▸ How to complete this task
Print every record exactly, with nothing added or left out.

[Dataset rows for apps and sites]
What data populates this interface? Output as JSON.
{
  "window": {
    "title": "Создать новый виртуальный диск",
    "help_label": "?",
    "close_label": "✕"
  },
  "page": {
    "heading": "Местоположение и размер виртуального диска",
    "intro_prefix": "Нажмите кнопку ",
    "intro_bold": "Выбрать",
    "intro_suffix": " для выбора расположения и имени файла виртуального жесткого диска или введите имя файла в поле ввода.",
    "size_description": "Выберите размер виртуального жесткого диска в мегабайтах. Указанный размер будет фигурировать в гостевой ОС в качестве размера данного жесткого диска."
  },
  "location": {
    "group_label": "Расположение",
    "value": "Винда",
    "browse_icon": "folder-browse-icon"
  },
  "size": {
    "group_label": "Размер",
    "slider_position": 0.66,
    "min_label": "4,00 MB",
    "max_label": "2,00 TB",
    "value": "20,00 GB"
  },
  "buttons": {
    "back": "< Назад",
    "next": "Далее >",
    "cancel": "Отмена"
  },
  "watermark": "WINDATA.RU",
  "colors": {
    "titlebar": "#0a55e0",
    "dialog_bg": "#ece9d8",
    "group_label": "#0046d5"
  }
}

▸ Solution to the exercise
What data populates this interface? Output as JSON.
{
  "window": {
    "title": "Создать новый виртуальный диск",
    "help_label": "?",
    "close_label": "✕"
  },
  "page": {
    "heading": "Местоположение и размер виртуального диска",
    "intro_prefix": "Нажмите кнопку ",
    "intro_bold": "Выбрать",
    "intro_suffix": " для выбора расположения и имени файла виртуального жесткого диска или введите имя файла в поле ввода.",
    "size_description": "Выберите размер виртуального жесткого диска в мегабайтах. Указанный размер будет фигурировать в гостевой ОС в качестве размера данного жесткого диска."
  },
  "location": {
    "group_label": "Расположение",
    "value": "Винда",
    "browse_icon": "folder-browse-icon"
  },
  "size": {
    "group_label": "Размер",
    "slider_position": 0.66,
    "min_label": "4,00 MB",
    "max_label": "2,00 TB",
    "value": "20,00 GB"
  },
  "buttons": {
    "back": "< Назад",
    "next": "Далее >",
    "cancel": "Отмена"
  },
  "watermark": "WINDATA.RU",
  "colors": {
    "titlebar": "#0a55e0",
    "dialog_bg": "#ece9d8",
    "group_label": "#0046d5"
  }
}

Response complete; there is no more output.